Sometimes, I wonder . . .if space aliens are watching the human race, they might think we are actually crazy. Imagine how they observe all the things that we create causal relationship to. For example:
“When I eat cheese puffs, I get bloated and they go straight to my thighs.”
“As soon as money comes in, it goes right out the door.”
“Every time I get praise, someone is there to knock me down”
“Calling a guy after the first date will push him away.”
“Menopause causes hot flashes, irritability and low sex drive.”
Our human experience is full of what’s called false-causality – a fallacy based on the mistaken assumption that because one event follows another, the first event caused the second. We create them, we speak them and worse, we expect them (which from a Law of Attraction point of view), creates more evidence of them. Then we naturally create behaviors to create even more evidence of them, OR behaviors to protect ourselves from them.
As children, this skill is part of our survival. From the time of our birth and through the development of our more rational prefrontal cortex, creating a predictable causal map of the world is crucial to our well-being. Yet, even as children, much of our map is full of FALSE causality. Consider this:
Baby is learning to walk.
Baby holds on to couch as she walks the entire length of the couch – from one end to the other.
Baby gets to the end of couch and cat (who has been sitting there watching), meows.
Baby is startled and loses balance as she also runs out of couch.
Baby cries and falls.
Conclusion – Cat made me fall.
False Causal Relationship – When a cat meows, I get scared and fall.
Behavior – Avoid cats (and sometimes by extension, couches.)
It’s silly right? But our subconscious is FULL of stuff like this we don’t even question. Over time, they become facts nested neatly in the “How We Were Raised” bucket. And as we re-experience these facts, we reaffirm them. But the truth remains – correlation is NOT causation. Just because two things correlate does not necessarily mean that one causes the other. Consider another example:
Just because people spend more on sweets, candy, roses and chocolate around Valentine’s Day, doesn’t mean that Valentine’s Day CAUSES increased spending or that sweets, candy, roses and chocolate causes increased spending. No brainer, right? Valentine’s Day doesn’t CAUSE spending. Sweets, candy, roses and chocolates do not CAUSE spending.
Yet, if one wanted to suggest proof of causality of any relationship, it wouldn’t be difficult. All one would have to do is create an experiment that creates the APPEARANCE of a causal relationship. How do you create the appearance of a causal relationship? Easy.

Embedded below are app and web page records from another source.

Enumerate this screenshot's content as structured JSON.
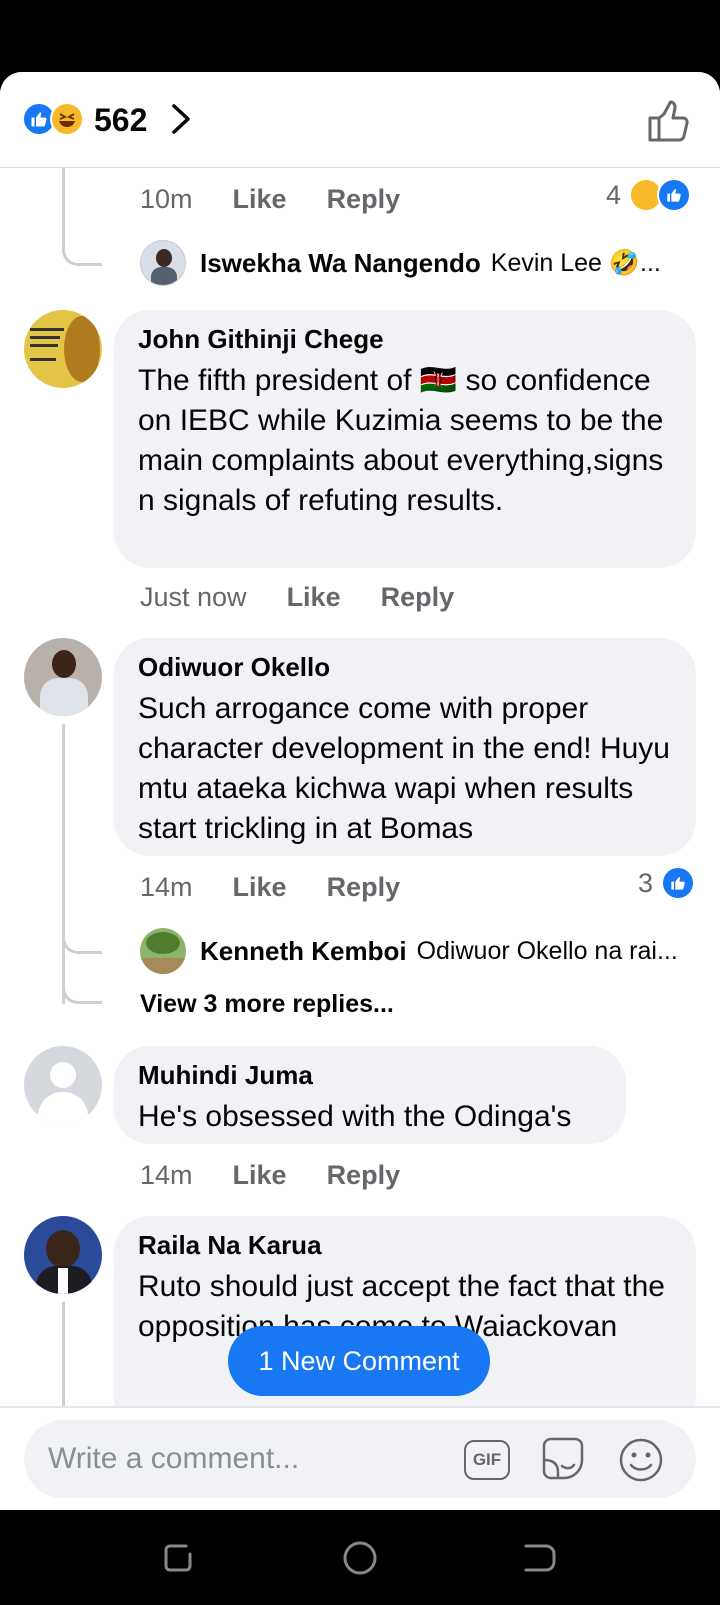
{
  "header": {
    "reaction_count": "562",
    "colors": {
      "like": "#1877f2",
      "haha": "#f7b928"
    }
  },
  "thread0": {
    "time": "10m",
    "like": "Like",
    "reply": "Reply",
    "reaction_count": "4",
    "reply_preview": {
      "name": "Iswekha Wa Nangendo",
      "snippet": "Kevin Lee 🤣..."
    }
  },
  "comments": [
    {
      "author": "John Githinji Chege",
      "text": "The fifth president of 🇰🇪 so confidence on IEBC while Kuzimia seems to be the main complaints about everything,signs n signals of refuting results.",
      "time": "Just now",
      "like": "Like",
      "reply": "Reply"
    },
    {
      "author": "Odiwuor Okello",
      "text": "Such arrogance come with proper character development in the end! Huyu mtu ataeka kichwa wapi when results start trickling in at Bomas",
      "time": "14m",
      "like": "Like",
      "reply": "Reply",
      "reaction_count": "3",
      "reply_preview": {
        "name": "Kenneth Kemboi",
        "snippet": "Odiwuor Okello na rai..."
      },
      "view_more": "View 3 more replies..."
    },
    {
      "author": "Muhindi Juma",
      "text": "He's obsessed with the Odinga's",
      "time": "14m",
      "like": "Like",
      "reply": "Reply"
    },
    {
      "author": "Raila Na Karua",
      "text": "Ruto should just accept the fact that the opposition has come to Waiackovan"
    }
  ],
  "new_comment_pill": "1 New Comment",
  "composer": {
    "placeholder": "Write a comment...",
    "gif_label": "GIF"
  }
}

- Simply line up the two things you want to relate.
- Collect evidence of when the appearance of one correlates with the appearance of the other.
- Ignore evidence NOT in favor of the causal relationship.
- Reinforce and reaffirm that the causal relationship is real (talk about it, think about it, speak about it).
- Anchor the evidence with some emotion (feel about it).
Collecting evidence of a causal relationship is powerful. Anchoring that evidence with emotion bumps it up the priority scale in the subconscious mind and ensures you will collect even more evidence of it and lock it in as something REAL in your experiment. The more you believe it is real, the more real it is, the more evidence you expect, the more evidence you enjoy in your reality. This is how facts are made. It’s an insidious cycle that even big pharma exploits to show causal relationship between drug and cure. Just sayin’.
Consider this: Every morning you wake up, affirm and replay GOOGLES and GOOGLES of false facts. Old stuff – stuff that’s NOT working for you. Yet, what if you were to use the same skill to create and affirm NEW causal relationships – new causal relationships that create more of the life you want – “Alternative Facts” if you will, that actually serve you. What if:
“When I eat cheese puffs, I lose weight.”
“When I spend money, double comes back to me.”
“There is no getting knocked down. There is praise and course correction.”
“When I call a guy after a first date, I am expressing my independence and confidence.”
“Being in menopause makes me feel vibrant, vital, healthy and energetic.”
If you feel some inner resistance to this, observe the objection trying to rise up. It will probably be something along the lines of:
“But that’s not true.”
“That’s not reality.”
“That’s not what studies show.”
“That’s not what my doctor says.”
“That’s not what I read on the internet.”
“That’s not how I was raised.”
Of course, that’s what YOU would say when you have no evidence of this causal relationship in your reality. You don’t yet have enough data to say that is a fact because you’re not collecting evidence of it. Not to mention, you are also stacking your results with the data collected from OTHER PEOPLE’S experiment. And this is what OTHERS would say to you when they want you to affirm THEIR version of the facts.
But if you want a life filled with evidence of your own causal relationships – things that serve you, make you happy and cause you to thrive, there’s only one thing to do – create the relationships, collect the evidence and affirm the new facts.
Let me know if you need help with this. I do it for every-day folks, every day.